— The problem —
Find every line in the records below that holds the word "subtitle", and copy each one.

— Records provided —
----------------------------------------

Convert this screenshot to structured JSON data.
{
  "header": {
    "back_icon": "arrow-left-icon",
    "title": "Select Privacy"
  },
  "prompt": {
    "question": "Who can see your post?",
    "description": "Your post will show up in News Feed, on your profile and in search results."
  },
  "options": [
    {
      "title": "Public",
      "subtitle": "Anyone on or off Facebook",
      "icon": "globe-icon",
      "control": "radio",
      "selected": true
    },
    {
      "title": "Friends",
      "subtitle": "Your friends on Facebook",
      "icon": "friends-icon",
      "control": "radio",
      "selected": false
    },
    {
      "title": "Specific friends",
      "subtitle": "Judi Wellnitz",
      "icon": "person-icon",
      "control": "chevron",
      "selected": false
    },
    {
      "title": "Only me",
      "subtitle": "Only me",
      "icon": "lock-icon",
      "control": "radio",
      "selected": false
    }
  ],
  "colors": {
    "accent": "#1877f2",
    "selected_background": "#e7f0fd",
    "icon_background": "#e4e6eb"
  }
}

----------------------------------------

— Written response —
      "subtitle": "Anyone on or off Facebook",
      "subtitle": "Your friends on Facebook",
      "subtitle": "Judi Wellnitz",
      "subtitle": "Only me",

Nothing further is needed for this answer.